WILL PARRISH reported a few weeks back on the case of Ramiro Hernandez Farias, a Ukiah resident originally from the southwestern state of Michoacan, Mexico, who has been living without papers here in Gringolandia for more than seven years. Farias was arrested by Immigrations and Customs Enforcement (ICE) during Operation Full Court Press, the much-ballyhooed sweep of public lands executed this past August by a phalanx of local, state, and federal marijuana eradicators. Farias has languished in Yuba County without charges for more than seven months, but he had nothing to do with marijuana cultivation. He was merely hanging out with his family on Cow Mountain, the BLM-sponsored recreation area east of Ukiah, at the time he was swept up by the feds. Farias' family originally came to Gringolandia to escape persecution by one of Mexico's ultra-violent drug cartels, La Familia, which had offed his father-in-law and tortured his uncle, an outgrowth off the cartel's efforts to take over new turf.
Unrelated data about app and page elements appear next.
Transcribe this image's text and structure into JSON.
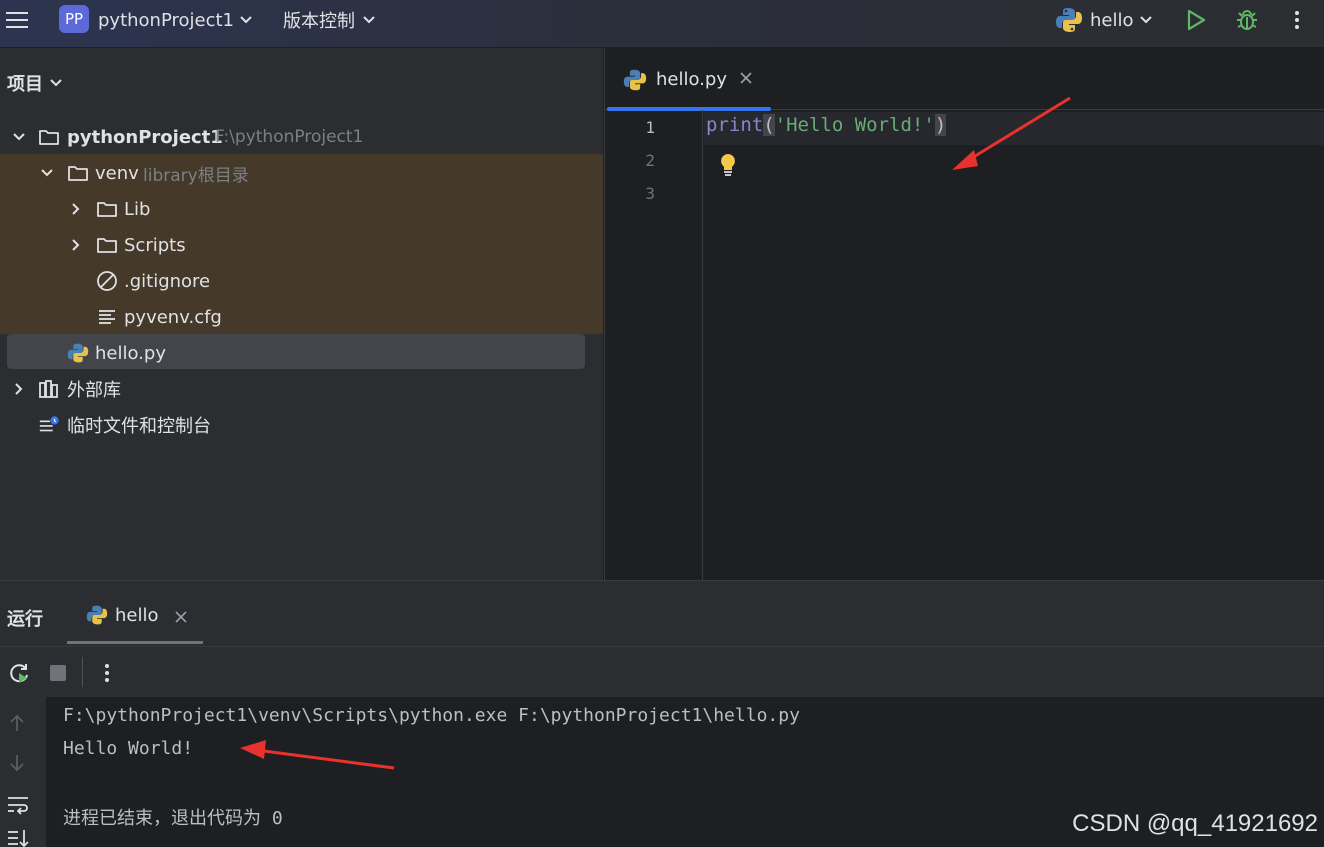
{
  "titlebar": {
    "project_badge": "PP",
    "project_name": "pythonProject1",
    "vcs_label": "版本控制",
    "run_config": "hello"
  },
  "project_panel": {
    "header": "项目",
    "tree": [
      {
        "label": "pythonProject1",
        "hint": "F:\\pythonProject1",
        "kind": "folder",
        "expanded": true
      },
      {
        "label": "venv",
        "hint": "library根目录",
        "kind": "folder",
        "expanded": true
      },
      {
        "label": "Lib",
        "kind": "folder",
        "expanded": false
      },
      {
        "label": "Scripts",
        "kind": "folder",
        "expanded": false
      },
      {
        "label": ".gitignore",
        "kind": "ignore-file"
      },
      {
        "label": "pyvenv.cfg",
        "kind": "text-file"
      },
      {
        "label": "hello.py",
        "kind": "python-file",
        "selected": true
      },
      {
        "label": "外部库",
        "kind": "library",
        "expanded": false
      },
      {
        "label": "临时文件和控制台",
        "kind": "scratch"
      }
    ]
  },
  "editor": {
    "tab_label": "hello.py",
    "line_numbers": [
      "1",
      "2",
      "3"
    ],
    "code": {
      "func": "print",
      "open": "(",
      "string": "'Hello World!'",
      "close": ")"
    }
  },
  "run_panel": {
    "title": "运行",
    "tab_label": "hello",
    "console": [
      "F:\\pythonProject1\\venv\\Scripts\\python.exe F:\\pythonProject1\\hello.py",
      "Hello World!",
      "",
      "进程已结束，退出代码为 0"
    ]
  },
  "watermark": "CSDN @qq_41921692",
  "colors": {
    "accent": "#3574f0",
    "badge": "#5b6ad8",
    "run_green": "#5fb865",
    "venv_highlight": "#45392a",
    "annotation_arrow": "#e8322d"
  }
}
With help from his Santa Rosa-based attorney, Richard Coshnear, he is seeking to gain asylum status under the international torture convention, of which the US is a signatory, which would allow him to remain in the US and thereby avoid his own horrible fate at that hands of the cartel. Farias appeared before a San Francisco immigration judge on Valentine's Day, February 14th. After three hours of testimony, the judge was unable to render an immediate decision on his fate. He continued the case until April 9th, the next time he has an opening on his calendar (such is the volume of cases at the SF immigration court during the Obama era.) Farias is not alone in having been rounded up during Full Court Press, despite having no demonstrable ties to the marijuana cultivation industry. The question arises: To what degree was the combined federal-local campaign to squelch marijuana growing on public lands merely a pretext the federal immigration cops exploited in order to round up local undocumented people, in the process shattering their families, and in some cases — like that of Farias — endangering their lives. There are several cases similar to that of Farias. Will had originally planned to feature a follow-up on the Farias case a few weeks ago, but it's taken him longer than he expected to wrap up his full investigation of who was arrested during Operation Full Court Press, and under what circumstances. He plans to complete that follow-up piece in time for next week's issue.
FLIP OUT OF THE WEEK honors go to Gilberto Olea-Vargas, 20, of Ukiah. On Monday night about 9, deputies from the Mendocino County Sheriff's Office were dispatched to 2075 N. State St. in Ukiah “regarding a male subject vandalizing the residence and possibly under the influence of drugs. When deputies arrived, they were directed to a male subject standing in the street without his shirt on. He was covered with a white ash type powder, talking to himself and occasionally laughing out loud. Family members informed deputies that Gilberto had been ingesting the designer drug ‘Bath Salts’ for the past three days and he was acting violent towards them. Family members stated that Gilberto had vandalized a cast iron stove that was attached to a wall in the residence, that's why he was covered in ash. Gilberto had also taken a large metal pipe and vandalized a truck that belonged to his father. Gilberto was incoherent, and then very aggressive but was restrained by deputies, put in handcuffs and arrested for public intoxication and felony vandalism and taken to Ukiah Valley Medical Center for clearance and being under the influence of Bath Salts. At the hospital, Gilberto would become very aggressive and try to break his handcuffs, he would then calm down and again become aggressive. Gilberto was later transported and booked into the Mendocino County Jail for the listed charges and his bail set at $15,000.”
THIS COULD BE GOOD NEWS for Mendocino County's burgeoning home-based enterprises. Assemblyman Mike Gatto, D-Los Angeles, has introduced a bill that would allow home-based chefs to sell their wares without a lot of the red tape that presently discourages small enterprise. AB1616 would permit people to market "nonhazardous" baked goods, granola, popcorn, chocolate-covered nonperishables, roasted coffee, jams and honey. Gatto says his law is similar to that existing in some 30 other states.ONE WONDERS that no one on the South Coast has applied for this attractive, nearly full-time job driving the Tribal Head Start bus. $18.21 an hour, 35 hours a week plus fringes. The driver also usually helps out in the class room when they aren't driving or taking care of the bus." If interested, please contact Leah Hawkins at 916-929-9761 ext. 1701 or e-mail her at Leah.Hawkins@crihb.net
MY VOICE was getting louder and louder
And I seemed to be drooling clam chowder
Hey! It’s not my fault
I was taking bath salt
I thought it was just baby powder!